— Task details —
Where does the word "JSON" appear in the data? Copy every line that holds it.

(Element data from apps and pages)
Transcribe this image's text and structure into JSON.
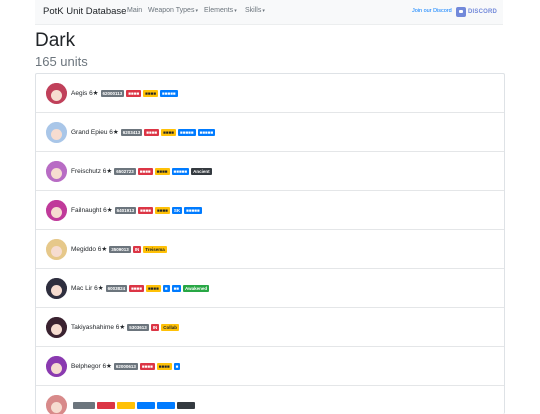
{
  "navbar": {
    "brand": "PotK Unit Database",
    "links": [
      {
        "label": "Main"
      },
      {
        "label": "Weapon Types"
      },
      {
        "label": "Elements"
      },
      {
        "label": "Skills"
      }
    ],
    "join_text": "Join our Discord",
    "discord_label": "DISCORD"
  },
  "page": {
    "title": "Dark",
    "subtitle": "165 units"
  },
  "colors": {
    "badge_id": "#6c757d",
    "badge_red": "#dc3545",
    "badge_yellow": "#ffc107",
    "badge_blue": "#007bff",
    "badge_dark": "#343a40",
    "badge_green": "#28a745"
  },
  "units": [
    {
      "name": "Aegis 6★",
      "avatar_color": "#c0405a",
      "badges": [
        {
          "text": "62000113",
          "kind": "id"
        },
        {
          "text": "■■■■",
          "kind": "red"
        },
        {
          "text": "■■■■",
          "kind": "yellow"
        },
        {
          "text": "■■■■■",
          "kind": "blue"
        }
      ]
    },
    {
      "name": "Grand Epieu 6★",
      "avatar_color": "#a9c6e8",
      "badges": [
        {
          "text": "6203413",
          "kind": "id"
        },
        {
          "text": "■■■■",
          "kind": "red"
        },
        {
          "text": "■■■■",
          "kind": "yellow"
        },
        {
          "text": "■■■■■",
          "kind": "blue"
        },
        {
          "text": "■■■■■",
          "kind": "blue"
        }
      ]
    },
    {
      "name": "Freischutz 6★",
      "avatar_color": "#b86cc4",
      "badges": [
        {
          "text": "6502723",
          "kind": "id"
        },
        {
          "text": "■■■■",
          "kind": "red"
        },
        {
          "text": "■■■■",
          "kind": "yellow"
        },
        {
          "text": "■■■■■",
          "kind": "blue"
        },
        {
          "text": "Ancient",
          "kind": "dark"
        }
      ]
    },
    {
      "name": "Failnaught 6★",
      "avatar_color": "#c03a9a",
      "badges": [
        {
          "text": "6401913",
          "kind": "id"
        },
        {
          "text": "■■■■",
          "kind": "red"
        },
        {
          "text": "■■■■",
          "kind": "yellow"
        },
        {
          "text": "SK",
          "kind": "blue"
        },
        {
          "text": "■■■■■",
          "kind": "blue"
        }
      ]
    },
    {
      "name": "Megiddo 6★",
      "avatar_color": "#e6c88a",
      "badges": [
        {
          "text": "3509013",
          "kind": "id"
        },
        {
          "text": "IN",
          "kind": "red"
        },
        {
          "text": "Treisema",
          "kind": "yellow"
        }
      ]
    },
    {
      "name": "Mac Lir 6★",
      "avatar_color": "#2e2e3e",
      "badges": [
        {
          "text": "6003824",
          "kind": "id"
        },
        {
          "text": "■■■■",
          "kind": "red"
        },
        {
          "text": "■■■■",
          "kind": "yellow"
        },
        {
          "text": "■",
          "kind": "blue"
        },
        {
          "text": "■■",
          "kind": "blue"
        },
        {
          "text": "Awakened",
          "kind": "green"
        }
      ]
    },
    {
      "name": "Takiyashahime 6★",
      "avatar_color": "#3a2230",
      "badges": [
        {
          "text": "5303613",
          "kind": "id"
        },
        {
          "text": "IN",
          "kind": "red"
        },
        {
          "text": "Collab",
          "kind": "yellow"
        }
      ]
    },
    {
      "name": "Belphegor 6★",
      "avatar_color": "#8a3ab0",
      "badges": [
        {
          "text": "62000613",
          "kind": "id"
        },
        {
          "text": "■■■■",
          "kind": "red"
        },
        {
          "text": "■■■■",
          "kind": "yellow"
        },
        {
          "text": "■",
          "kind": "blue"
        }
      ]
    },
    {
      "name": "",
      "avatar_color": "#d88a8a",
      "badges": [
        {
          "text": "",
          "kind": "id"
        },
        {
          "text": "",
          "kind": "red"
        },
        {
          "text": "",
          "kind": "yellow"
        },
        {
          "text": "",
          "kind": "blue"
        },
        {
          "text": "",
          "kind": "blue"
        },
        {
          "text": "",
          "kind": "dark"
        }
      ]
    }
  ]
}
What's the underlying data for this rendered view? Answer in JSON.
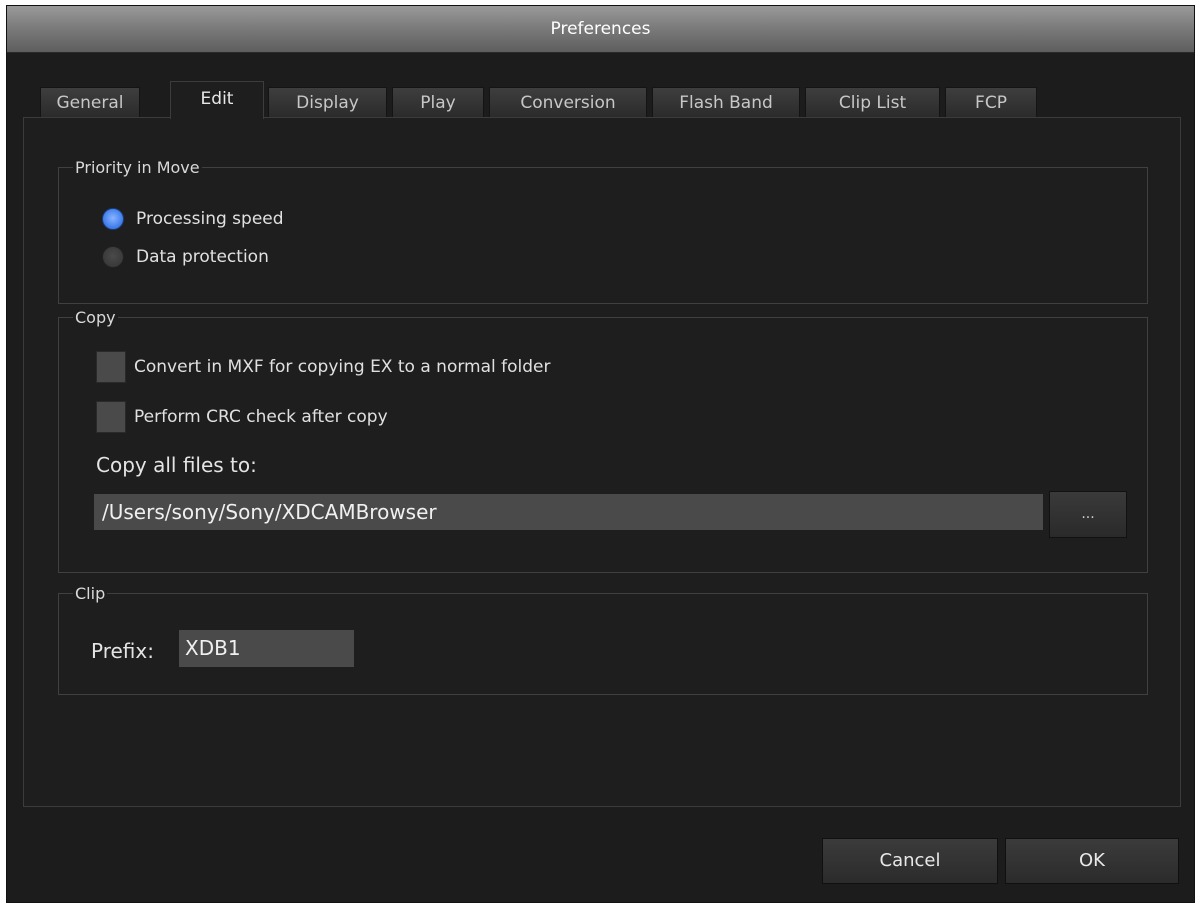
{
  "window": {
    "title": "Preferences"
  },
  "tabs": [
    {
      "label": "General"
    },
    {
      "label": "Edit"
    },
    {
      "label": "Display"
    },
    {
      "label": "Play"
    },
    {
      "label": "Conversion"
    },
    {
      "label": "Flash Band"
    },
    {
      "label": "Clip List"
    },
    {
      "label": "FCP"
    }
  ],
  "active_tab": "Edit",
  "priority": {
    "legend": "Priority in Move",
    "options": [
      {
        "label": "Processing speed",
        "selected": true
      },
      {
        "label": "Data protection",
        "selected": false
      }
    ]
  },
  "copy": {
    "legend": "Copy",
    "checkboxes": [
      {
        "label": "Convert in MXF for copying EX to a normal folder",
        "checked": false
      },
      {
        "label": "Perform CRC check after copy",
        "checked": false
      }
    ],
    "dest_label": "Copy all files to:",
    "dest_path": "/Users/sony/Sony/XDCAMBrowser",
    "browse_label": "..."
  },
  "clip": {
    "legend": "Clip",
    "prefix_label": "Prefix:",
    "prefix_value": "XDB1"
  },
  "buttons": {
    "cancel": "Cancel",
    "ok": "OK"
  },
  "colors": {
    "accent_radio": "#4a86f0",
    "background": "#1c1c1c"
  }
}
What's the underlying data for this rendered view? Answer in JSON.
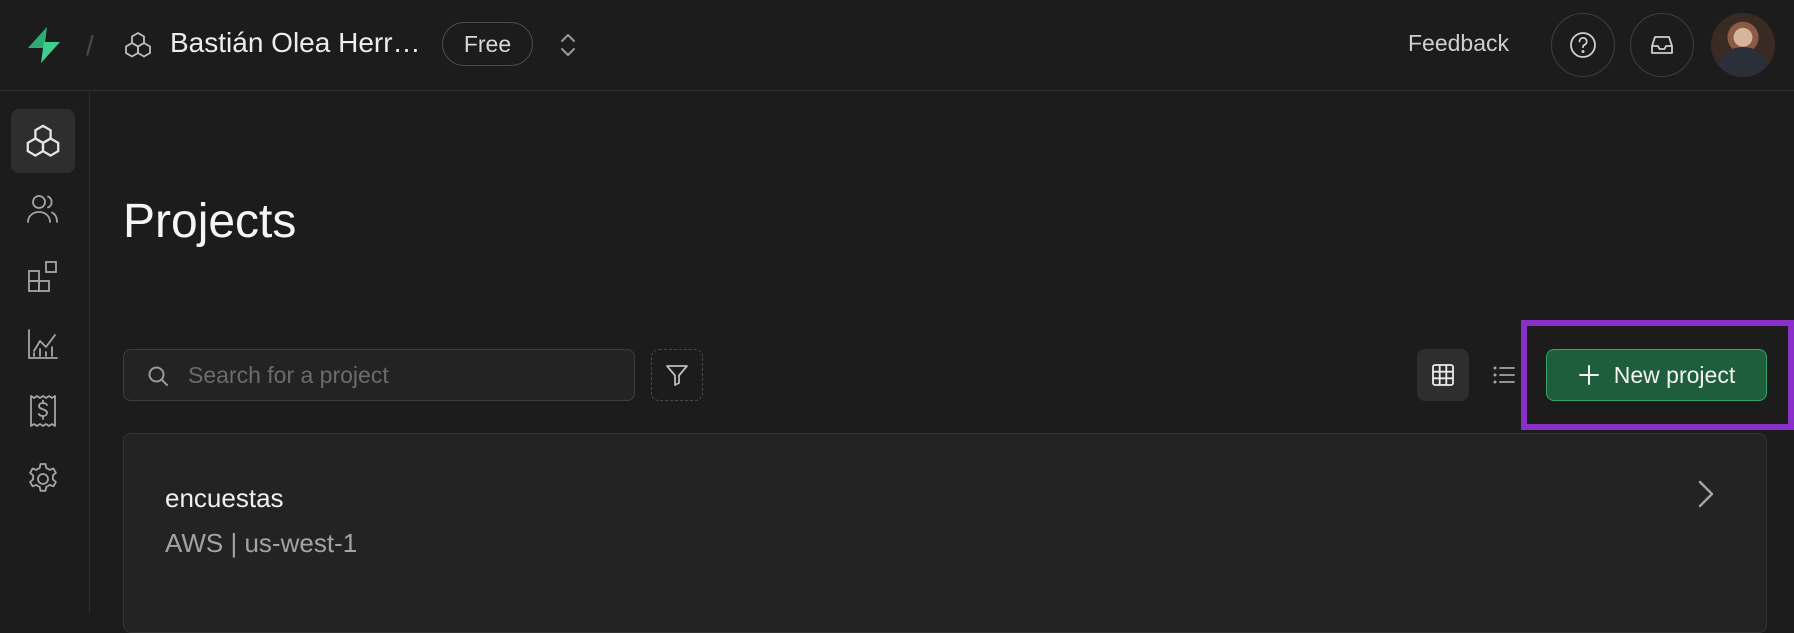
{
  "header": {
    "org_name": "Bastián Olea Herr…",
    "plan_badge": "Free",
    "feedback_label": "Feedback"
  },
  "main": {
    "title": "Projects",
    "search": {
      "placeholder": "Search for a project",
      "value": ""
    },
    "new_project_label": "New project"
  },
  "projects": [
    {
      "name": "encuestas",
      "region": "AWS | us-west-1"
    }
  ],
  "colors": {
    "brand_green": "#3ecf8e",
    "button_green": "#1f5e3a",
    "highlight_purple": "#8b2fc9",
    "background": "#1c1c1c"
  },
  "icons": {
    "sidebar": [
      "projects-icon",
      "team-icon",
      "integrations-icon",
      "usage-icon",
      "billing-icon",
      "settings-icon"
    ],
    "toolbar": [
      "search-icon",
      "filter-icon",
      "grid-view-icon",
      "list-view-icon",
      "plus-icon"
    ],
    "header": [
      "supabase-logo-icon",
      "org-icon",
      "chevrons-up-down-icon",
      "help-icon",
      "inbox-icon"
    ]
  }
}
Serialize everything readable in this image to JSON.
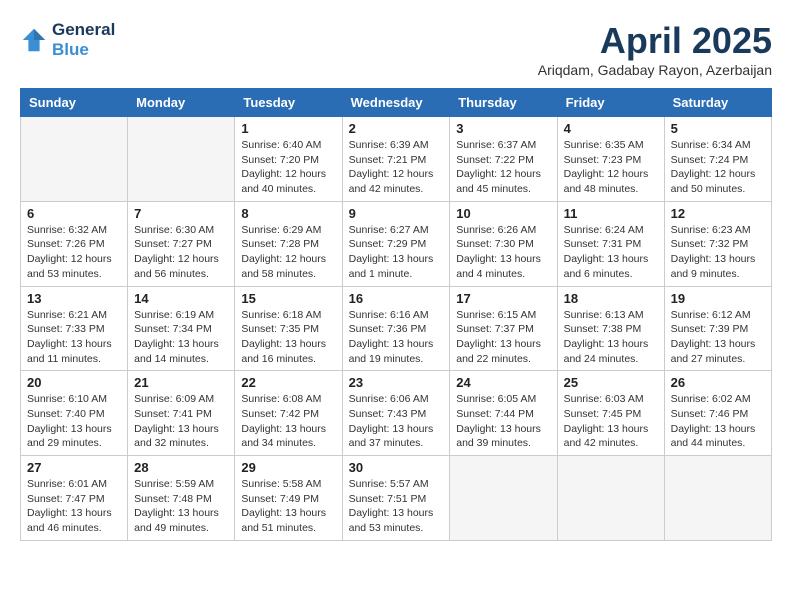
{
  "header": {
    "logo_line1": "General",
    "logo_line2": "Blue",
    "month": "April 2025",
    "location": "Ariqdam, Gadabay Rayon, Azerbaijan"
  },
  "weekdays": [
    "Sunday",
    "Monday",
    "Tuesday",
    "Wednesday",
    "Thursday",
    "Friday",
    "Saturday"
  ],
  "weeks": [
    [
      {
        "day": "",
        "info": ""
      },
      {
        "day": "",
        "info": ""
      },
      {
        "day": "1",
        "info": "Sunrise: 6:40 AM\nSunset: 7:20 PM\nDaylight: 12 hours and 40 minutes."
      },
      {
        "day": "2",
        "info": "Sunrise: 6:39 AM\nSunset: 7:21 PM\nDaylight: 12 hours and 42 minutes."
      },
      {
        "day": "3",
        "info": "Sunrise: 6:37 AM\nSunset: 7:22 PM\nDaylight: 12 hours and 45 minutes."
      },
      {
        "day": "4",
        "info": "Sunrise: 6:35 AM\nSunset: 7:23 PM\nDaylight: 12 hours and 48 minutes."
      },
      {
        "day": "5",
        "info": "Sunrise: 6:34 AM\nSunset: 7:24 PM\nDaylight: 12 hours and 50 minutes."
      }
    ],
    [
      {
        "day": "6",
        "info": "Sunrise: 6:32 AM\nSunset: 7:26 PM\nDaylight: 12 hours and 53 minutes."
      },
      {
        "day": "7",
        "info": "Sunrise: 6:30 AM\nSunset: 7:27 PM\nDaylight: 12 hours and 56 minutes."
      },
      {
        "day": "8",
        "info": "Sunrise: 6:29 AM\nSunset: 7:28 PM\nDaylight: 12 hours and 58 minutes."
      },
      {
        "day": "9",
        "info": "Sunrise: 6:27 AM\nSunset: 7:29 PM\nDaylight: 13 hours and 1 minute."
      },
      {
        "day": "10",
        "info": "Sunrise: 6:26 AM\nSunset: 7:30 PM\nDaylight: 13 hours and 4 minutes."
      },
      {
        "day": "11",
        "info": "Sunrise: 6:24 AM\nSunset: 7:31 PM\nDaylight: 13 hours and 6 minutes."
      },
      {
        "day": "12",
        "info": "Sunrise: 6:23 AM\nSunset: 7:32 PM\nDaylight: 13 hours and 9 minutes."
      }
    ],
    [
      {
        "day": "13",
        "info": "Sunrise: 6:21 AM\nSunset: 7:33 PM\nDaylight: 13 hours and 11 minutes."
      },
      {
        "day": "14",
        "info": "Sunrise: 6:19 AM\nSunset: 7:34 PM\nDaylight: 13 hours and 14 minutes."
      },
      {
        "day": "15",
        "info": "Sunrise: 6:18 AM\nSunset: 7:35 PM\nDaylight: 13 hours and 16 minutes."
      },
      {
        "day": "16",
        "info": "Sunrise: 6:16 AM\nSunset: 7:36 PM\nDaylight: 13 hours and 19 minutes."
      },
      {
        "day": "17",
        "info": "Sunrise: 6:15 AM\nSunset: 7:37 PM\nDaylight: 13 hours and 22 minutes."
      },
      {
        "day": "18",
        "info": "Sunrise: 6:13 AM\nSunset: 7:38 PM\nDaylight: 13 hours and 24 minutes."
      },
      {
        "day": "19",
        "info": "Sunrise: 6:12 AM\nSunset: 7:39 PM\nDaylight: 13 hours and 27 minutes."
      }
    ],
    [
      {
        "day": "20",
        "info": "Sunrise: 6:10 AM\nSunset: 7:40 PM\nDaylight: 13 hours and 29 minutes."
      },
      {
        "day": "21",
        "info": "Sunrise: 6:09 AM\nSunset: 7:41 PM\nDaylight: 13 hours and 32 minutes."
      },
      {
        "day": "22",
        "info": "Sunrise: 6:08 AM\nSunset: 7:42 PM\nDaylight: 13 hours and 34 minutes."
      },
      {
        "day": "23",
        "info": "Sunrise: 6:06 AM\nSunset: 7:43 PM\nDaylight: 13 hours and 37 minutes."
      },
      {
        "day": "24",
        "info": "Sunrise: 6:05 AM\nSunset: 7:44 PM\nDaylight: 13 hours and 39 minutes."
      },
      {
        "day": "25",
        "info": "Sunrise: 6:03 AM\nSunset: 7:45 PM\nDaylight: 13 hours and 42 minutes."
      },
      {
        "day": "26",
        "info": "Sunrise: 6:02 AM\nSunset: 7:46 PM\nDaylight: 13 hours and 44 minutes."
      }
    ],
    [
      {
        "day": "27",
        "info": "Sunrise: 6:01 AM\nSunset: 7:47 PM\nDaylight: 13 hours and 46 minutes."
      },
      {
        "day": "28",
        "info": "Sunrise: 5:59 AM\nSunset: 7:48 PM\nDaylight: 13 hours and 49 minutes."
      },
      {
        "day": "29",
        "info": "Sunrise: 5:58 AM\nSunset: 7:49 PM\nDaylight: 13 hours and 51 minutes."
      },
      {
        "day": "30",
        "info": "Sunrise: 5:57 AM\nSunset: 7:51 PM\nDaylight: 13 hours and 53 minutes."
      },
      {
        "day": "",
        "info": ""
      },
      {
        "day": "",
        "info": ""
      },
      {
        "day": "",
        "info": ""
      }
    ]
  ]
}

— Response area —
Transcribe this image's text and structure into JSON.
What's the underlying data for this rendered view? Answer in JSON.
What's the underlying data for this rendered view? Answer in JSON.
Serialize everything readable in this image to JSON.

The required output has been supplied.